The 2016 poster was a virtual reprint of a 1981 poster produced
by the mainstream republican
movement at the time of the
Hunger strike.

‘People Should Not Inform’


Dissident republican posters displayed
in Donegall Place, Belfast city centre,
in May 2016 linking the Police Service
of Northern Ireland to MI5 and warning
not to give information to the police.
Response from Assistant Chief
Constable Will Kerr was:
‘They [dissident republicans] know
that the reason people within their
own communities won’t give
information to the police is because
they are scared. They work very hard
to threaten people in their
communities, they put up posters with
a clear unambiguous inference of
violence if people do go and tell the
police information.’
Belfast Live 2 June 2016

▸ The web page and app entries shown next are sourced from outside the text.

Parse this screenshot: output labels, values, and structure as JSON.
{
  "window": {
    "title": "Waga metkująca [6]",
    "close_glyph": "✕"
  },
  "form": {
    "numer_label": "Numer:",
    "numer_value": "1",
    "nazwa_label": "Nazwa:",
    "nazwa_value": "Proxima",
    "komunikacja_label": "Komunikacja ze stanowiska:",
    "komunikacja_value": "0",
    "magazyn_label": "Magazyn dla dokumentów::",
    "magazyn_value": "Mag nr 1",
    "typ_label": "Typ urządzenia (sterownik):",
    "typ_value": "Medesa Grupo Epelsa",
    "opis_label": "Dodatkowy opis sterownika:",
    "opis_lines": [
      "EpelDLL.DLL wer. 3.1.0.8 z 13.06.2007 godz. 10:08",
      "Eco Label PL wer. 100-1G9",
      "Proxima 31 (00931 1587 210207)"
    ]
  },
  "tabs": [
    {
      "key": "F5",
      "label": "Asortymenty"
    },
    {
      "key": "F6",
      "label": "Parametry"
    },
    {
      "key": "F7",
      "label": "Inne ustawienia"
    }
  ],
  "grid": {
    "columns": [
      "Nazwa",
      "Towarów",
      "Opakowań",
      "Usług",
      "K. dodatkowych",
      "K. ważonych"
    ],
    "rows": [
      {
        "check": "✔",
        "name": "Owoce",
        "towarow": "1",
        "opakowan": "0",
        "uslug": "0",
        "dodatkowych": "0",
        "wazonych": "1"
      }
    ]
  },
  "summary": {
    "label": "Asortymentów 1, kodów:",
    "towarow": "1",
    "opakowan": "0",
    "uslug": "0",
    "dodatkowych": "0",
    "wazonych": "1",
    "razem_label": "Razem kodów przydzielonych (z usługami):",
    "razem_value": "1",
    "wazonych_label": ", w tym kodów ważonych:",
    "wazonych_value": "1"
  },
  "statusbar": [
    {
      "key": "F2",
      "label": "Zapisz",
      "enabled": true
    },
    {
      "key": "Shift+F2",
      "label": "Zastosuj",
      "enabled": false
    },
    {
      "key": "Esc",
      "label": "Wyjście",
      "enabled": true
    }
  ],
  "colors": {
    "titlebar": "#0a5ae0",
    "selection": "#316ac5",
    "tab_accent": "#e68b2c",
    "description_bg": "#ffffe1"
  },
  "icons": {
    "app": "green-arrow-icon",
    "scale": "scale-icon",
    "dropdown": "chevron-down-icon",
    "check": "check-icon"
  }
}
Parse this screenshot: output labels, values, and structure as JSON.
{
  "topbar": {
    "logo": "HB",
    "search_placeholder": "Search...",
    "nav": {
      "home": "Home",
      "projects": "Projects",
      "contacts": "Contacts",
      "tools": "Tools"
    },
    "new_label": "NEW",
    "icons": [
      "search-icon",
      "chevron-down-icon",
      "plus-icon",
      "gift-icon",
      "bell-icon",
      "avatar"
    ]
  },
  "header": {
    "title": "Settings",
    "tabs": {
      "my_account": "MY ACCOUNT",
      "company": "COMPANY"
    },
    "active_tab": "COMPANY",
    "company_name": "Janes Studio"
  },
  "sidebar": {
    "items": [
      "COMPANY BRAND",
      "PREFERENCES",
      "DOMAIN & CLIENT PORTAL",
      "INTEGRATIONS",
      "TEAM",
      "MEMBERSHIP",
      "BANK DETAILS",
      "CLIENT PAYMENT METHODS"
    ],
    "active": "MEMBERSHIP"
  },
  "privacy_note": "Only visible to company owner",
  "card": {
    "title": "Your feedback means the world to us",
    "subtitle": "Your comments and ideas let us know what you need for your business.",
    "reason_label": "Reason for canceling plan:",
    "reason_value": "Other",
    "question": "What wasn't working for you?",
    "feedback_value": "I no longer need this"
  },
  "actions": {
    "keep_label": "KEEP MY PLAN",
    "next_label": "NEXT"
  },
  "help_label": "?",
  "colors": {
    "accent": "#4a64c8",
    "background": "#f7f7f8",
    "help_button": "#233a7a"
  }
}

Controversial UDA Recruitment Poster

July 2016 this UDA recruitment poster
appeared on a road sign between
Newtownstewart and Sion Mills in Co.
Tyrone. The poster was widely
condemned as an attempt to stir up
trouble.
The recent poster reflects a similar
tone to those produced in the 1970s.

Belfast Telegraph July
2016

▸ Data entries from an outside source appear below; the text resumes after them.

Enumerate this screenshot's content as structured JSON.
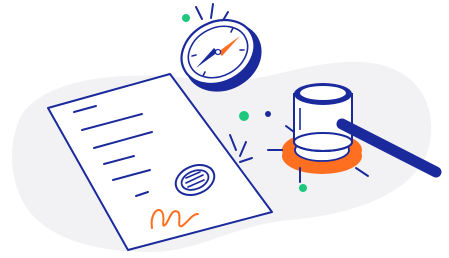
{
  "illustration": {
    "subject": "legal-contract-illustration",
    "colors": {
      "ink": "#1a2a9c",
      "accent": "#ff6f1f",
      "green": "#1fc77e",
      "blob": "#f2f2f4",
      "paper": "#ffffff"
    }
  }
}
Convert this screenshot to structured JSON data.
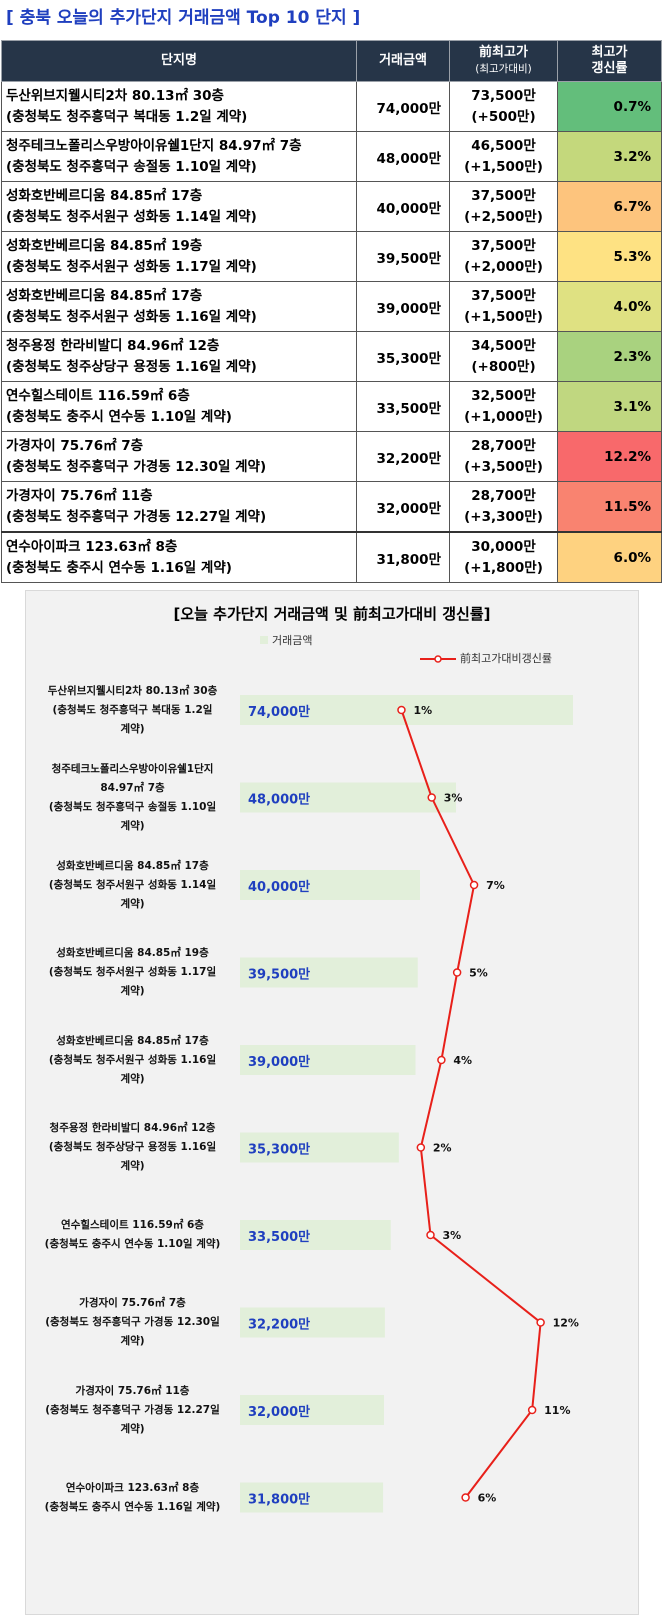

By 30 July 2016 ….

At the end of the month the Irish
News reported that the UDA poster
had been covered over by dissident
republican ones.
Derry and Strabane Sinn Féin
councillor Brian McMahon said the
posters,
‘don't really serve any purpose rather
than marking out territory. People will
chose whether to contact the PSNI or
not, that will be their choice.’
Irish News 30 July 2016
Irish News 30 July 2016

(IRPWA – Irish Republican Prisoners
Welfare Association)

Why Posters?

Why are posters still used?

A familiar format, quickly and
easily recognisable
Used for political advertising
and noting commemorations
Marking territory
Part of an ‘event’ – a ritual?
People expect to see publicly
displayed visual
representations



Help re-inforce group identity
by depicting something
considered to be important

An Ongoing Collection

The Linen Hall Library continues
to collect political posters,
artefacts and emphemera.